Dane from Atlanta, GA:
I like the idea of getting back to football talk. What is the difference between a "stretch" play and a "sweep" play?
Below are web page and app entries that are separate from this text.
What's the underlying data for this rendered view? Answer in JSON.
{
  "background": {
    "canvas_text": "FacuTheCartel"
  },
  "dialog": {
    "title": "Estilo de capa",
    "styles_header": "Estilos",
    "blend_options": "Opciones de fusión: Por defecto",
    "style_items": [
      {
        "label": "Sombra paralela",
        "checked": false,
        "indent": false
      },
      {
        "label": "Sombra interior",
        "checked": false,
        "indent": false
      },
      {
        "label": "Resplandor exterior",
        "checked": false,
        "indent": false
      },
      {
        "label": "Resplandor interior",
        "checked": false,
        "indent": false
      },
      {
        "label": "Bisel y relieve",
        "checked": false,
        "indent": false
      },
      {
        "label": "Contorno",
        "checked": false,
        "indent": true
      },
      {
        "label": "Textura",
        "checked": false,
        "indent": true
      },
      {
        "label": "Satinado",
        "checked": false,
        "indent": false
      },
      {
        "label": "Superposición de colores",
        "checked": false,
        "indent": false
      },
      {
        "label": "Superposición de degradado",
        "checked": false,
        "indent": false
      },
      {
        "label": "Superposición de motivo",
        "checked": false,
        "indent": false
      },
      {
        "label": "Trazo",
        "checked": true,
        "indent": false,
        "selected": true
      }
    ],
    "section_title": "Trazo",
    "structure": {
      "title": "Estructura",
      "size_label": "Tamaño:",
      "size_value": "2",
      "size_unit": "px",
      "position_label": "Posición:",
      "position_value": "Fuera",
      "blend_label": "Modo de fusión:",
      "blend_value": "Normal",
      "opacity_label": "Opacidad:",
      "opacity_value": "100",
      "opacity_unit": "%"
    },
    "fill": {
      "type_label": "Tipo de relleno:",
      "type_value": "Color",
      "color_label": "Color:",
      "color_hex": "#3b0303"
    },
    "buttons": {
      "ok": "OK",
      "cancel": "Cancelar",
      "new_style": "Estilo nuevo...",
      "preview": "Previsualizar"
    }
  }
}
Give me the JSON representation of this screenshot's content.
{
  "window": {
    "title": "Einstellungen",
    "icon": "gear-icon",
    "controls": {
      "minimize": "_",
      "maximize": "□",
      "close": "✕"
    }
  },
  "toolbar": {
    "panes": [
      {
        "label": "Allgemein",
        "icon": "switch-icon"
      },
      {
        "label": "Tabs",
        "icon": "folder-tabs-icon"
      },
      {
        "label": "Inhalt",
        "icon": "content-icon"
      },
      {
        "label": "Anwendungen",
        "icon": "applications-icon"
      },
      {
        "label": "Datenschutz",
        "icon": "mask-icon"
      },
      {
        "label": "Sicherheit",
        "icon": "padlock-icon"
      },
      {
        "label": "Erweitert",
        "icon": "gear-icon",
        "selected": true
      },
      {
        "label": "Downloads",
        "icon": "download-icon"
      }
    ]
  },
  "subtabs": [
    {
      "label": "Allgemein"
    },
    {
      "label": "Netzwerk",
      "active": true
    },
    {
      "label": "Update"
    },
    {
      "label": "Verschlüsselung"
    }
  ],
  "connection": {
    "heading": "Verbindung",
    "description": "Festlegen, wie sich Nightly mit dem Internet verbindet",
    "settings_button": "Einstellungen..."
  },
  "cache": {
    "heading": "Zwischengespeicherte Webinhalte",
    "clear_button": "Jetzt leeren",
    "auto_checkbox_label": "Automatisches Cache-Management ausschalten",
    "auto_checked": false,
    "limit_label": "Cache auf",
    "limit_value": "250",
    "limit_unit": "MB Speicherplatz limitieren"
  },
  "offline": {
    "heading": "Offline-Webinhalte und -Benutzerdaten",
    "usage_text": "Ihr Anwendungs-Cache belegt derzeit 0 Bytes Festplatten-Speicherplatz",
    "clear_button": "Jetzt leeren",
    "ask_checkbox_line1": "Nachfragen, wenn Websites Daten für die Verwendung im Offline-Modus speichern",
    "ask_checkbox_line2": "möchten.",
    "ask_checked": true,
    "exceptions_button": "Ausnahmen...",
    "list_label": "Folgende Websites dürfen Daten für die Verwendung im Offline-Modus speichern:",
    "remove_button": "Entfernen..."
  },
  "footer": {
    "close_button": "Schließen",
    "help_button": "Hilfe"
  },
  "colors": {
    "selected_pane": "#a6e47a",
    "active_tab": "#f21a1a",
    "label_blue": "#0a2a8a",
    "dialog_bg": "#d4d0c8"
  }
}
John: The most noted users of the stretch play in recent seasons were the Colts, and the play was at its best when Peyton Manning was under center, then handing off to Edgerrin James in the mid-2000s. The play was designed to stretch the defense out and get the running back to the inside of the offensive tackle. The Colts loved the stretch play because it got linebackers and even defensive backs moving one way and coming up to support the run, and the Colts' offense was particularly effective when the stretch play was working and Manning was throwing play-action passes off of it. The stretch also typically is used by teams that employ zone-blocking principles. The sweep is a more traditional run play, and in its purest sense it features the running back running toward the sideline and waiting for linemen to pull in front of him before following his blocker down the sidelines. The sweep can take a little more time to develop and sometimes develops closer to the sideline, though the stretch can sometimes stretch toward the sideline as well. Another difference is the sweep sometimes features a pitch from quarterback to running back while the stretch play is typically a handoff.
Andrew from Toledo:
Fred Taylor should be in the Hall of Fame automatically. He is Top 5 all-time in YPC and Top 20 all-time in rushing yards. It's a joke if he doesn't make it. Without injuries he might have gone all the way to the top of the leader boards and even with the injuries he still put up good enough numbers.
John: Yes, he should be in. I believe Tony Boselli should be, too, and I believe a strong argument can be made for Jimmy Smith. I won't say the Hall of Fame is a joke if they're not in, because I can see arguments for other players before them, but they're deserving. And yes, if they had played in a bigger market or in a Super Bowl, their chances would be better. My guess is at least Taylor and Boselli are going to get consideration at some point in the next decade. At that point, it's about the voters getting convinced and each of those players has arguments that will be pretty convincing.
Two convincing arguments
Let's get to it . . . Mike from Section 238: